Although Neoclassical architecture isn't nearly as ubiquitous in New England as other styles, it is still prevalent enough to be found to some degree in most areas. Numerous communities in Massachusetts boast public buildings that were inspired by this architectural style. These include the Old Attleboro Post Office, the Fitchburg Historical Society, the Massachusetts State Armory and the Arlington Reservoir. This type of architecture mostly rose to prominence in New England during the 1700s and 1800s. Public buildings that were constructed during this era often incorporate at least a few Neoclassical touches into their designs.
So, why did people become so enamored of Neoclassical style? In addition to being very pleasing to the eye, this style's roots stretch all the way back to antiquity. In this way, Neoclassical architecture reflects values that have formed the basis of modern society. By designing their buildings in this style, newcomers to America were showing the world that their country was, indeed, a major player on the world stage. When you visit a town or city that has this type of architecture, you definitely come away with the impression that it is a well-established, very successful society. Just like modern Americans, early Americans cared what the world thought about them, and the stately and elegant style of Neoclassical architecture really spoke to them.
If you would like to check out some great examples of Neoclassical architecture in greater Boston, you have plenty of options. The Second Brazer Building on State Street in Boston is a prime example. Located across from the Old State House, it is one of the best examples of Neoclassical design in the city. The Old South Building on Washington Street is another great example. Elsewhere, the Victory Theater in Holyoke, Trinity Lutheran Church in Worcester and the post office in Westfield are all excellent examples of this unforgettable architectural style.
Odds are that you aren't necessarily looking to buy a home that is designed in the Neoclassical style. Very few such homes exist in Massachusetts, and those that do tend to be large homes or even mansions.

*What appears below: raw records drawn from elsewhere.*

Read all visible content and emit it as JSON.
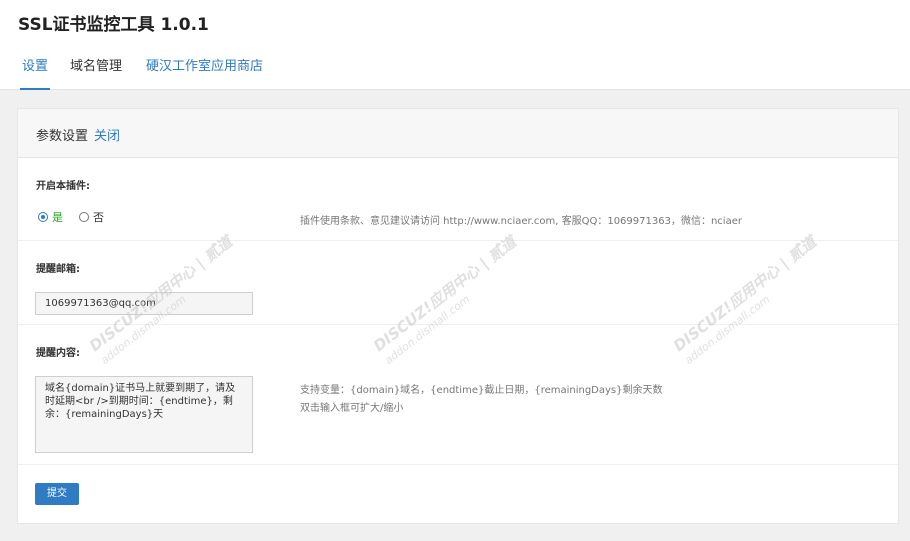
{
  "app": {
    "title": "SSL证书监控工具 1.0.1"
  },
  "tabs": [
    {
      "label": "设置",
      "active": true
    },
    {
      "label": "域名管理",
      "active": false
    },
    {
      "label": "硬汉工作室应用商店",
      "active": false
    }
  ],
  "panel": {
    "title": "参数设置",
    "close_label": "关闭",
    "enable": {
      "label": "开启本插件:",
      "options": [
        {
          "label": "是",
          "checked": true
        },
        {
          "label": "否",
          "checked": false
        }
      ],
      "hint": "插件使用条款、意见建议请访问 http://www.nciaer.com, 客服QQ：1069971363，微信：nciaer"
    },
    "email": {
      "label": "提醒邮箱:",
      "value": "1069971363@qq.com"
    },
    "content": {
      "label": "提醒内容:",
      "value": "域名{domain}证书马上就要到期了，请及时延期<br />到期时间：{endtime}，剩余：{remainingDays}天",
      "hint_line1": "支持变量：{domain}域名，{endtime}截止日期，{remainingDays}剩余天数",
      "hint_line2": "双击输入框可扩大/缩小"
    },
    "submit_label": "提交"
  },
  "watermark": {
    "brand": "DISCUZ!应用中心 | 贰道",
    "site": "addon.dismall.com"
  },
  "colors": {
    "accent": "#2f7bc4",
    "yes_option": "#22a322",
    "page_background": "#f0f0f0",
    "watermark": "#c8c8c8"
  }
}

However, if you would like to live in an area that features lots of beautiful examples of Neoclassical architecture, Boston City Properties can help. Sign up to get free, instant access to our searchable listings. From there, you can zero in on homes in specific areas that meet your specific requirements. We also have knowledgeable real estate professionals throughout the state, and they can help you locate communities and homes that suit your needs. For more information, call Boston City Properties.